*PROBLEM DESCRIPTION*
How many lines in the data hold the string "Import"? State the number alone.

*App and web page records*

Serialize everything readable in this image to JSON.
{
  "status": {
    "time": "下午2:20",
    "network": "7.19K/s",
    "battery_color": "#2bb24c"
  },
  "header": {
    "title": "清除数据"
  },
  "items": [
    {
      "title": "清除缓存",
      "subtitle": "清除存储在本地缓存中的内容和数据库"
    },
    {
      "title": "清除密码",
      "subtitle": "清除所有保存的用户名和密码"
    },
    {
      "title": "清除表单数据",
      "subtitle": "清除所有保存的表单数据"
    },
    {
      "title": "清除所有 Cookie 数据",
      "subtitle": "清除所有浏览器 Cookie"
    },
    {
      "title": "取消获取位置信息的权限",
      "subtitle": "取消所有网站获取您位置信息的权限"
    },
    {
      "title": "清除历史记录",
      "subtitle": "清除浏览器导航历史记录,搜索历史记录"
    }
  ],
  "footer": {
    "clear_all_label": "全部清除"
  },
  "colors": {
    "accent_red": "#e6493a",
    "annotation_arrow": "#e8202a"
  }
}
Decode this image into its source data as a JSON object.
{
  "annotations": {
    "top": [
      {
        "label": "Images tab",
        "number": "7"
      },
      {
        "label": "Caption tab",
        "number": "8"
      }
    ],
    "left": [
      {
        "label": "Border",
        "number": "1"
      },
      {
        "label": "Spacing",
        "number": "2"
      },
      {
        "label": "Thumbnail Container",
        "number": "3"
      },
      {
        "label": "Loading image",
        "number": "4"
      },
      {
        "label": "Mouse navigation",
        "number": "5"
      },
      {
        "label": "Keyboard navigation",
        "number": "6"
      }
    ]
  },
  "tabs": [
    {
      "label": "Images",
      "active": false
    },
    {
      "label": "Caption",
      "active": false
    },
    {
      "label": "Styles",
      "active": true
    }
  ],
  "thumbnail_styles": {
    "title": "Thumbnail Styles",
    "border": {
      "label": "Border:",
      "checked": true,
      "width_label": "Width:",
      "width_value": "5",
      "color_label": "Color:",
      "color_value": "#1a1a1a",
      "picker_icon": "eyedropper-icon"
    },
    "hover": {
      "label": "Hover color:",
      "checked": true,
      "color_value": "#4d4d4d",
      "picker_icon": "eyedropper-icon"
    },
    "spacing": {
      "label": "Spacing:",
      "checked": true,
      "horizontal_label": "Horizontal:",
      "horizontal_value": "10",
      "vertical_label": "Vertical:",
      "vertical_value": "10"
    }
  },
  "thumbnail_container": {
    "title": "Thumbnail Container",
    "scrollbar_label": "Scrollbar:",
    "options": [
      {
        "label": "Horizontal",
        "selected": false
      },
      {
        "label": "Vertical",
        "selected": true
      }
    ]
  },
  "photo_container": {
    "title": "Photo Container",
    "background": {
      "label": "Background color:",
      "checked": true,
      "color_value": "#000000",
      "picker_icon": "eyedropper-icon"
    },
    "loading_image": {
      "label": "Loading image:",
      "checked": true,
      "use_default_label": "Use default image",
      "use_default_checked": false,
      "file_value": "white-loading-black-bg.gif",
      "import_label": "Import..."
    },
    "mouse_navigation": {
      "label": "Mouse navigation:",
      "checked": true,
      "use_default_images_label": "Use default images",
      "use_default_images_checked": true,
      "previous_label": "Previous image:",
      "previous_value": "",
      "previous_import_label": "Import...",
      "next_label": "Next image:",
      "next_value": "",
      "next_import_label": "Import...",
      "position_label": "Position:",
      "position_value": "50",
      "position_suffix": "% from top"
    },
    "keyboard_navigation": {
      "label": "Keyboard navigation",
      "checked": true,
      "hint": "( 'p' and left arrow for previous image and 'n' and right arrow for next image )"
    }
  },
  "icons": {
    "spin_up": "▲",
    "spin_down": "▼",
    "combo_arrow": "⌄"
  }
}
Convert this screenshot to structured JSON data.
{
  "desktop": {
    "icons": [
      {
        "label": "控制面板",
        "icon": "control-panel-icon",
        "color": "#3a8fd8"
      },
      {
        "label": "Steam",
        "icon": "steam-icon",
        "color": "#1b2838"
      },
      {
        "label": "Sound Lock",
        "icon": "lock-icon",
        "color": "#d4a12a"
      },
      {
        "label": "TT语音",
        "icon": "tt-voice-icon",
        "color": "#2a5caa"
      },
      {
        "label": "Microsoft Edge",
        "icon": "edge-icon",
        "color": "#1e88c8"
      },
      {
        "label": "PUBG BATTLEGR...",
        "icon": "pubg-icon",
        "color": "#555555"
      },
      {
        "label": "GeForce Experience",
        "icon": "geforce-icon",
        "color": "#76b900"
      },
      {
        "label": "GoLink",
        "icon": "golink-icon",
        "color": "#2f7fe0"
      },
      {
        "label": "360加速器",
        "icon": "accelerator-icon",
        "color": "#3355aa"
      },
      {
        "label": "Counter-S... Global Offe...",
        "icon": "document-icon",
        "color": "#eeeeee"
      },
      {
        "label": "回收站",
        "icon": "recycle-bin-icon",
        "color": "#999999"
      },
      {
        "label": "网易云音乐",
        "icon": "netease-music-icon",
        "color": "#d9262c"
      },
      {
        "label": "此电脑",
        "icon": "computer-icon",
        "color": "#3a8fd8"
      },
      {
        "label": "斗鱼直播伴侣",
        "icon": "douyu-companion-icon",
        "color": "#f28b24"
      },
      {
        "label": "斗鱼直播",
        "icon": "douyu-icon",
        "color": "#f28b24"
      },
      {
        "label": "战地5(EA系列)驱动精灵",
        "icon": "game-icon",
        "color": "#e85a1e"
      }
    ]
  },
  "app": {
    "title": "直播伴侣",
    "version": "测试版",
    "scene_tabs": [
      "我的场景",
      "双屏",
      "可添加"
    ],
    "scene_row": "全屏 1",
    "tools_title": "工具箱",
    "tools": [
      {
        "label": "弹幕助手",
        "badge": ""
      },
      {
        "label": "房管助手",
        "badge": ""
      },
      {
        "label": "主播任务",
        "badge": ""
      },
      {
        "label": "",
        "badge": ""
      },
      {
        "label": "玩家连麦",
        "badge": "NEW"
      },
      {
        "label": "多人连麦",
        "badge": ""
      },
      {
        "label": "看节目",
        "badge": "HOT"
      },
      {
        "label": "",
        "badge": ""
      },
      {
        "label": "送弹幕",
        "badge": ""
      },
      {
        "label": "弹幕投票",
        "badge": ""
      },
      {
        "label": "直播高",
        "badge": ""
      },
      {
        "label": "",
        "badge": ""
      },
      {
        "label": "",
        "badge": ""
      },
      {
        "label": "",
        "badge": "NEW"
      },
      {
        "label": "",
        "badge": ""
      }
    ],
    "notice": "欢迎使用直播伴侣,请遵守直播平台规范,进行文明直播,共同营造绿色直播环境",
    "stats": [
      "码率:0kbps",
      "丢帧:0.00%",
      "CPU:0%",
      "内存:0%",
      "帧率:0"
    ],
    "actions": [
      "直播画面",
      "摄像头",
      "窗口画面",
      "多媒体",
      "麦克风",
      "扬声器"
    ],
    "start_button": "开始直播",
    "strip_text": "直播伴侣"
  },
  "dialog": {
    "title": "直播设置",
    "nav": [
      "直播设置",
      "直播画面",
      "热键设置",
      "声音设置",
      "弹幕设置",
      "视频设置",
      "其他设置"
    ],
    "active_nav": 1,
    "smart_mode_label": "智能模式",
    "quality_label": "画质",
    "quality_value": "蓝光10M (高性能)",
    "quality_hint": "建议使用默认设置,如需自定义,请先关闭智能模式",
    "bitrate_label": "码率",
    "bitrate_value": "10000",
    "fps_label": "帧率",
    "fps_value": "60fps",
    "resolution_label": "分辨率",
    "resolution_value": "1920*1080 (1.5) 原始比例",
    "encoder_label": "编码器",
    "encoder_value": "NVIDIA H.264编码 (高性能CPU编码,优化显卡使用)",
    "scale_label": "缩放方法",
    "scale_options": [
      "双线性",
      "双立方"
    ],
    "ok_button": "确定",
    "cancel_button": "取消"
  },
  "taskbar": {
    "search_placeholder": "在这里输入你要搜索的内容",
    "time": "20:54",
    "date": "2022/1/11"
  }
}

*TASK ANSWER*
3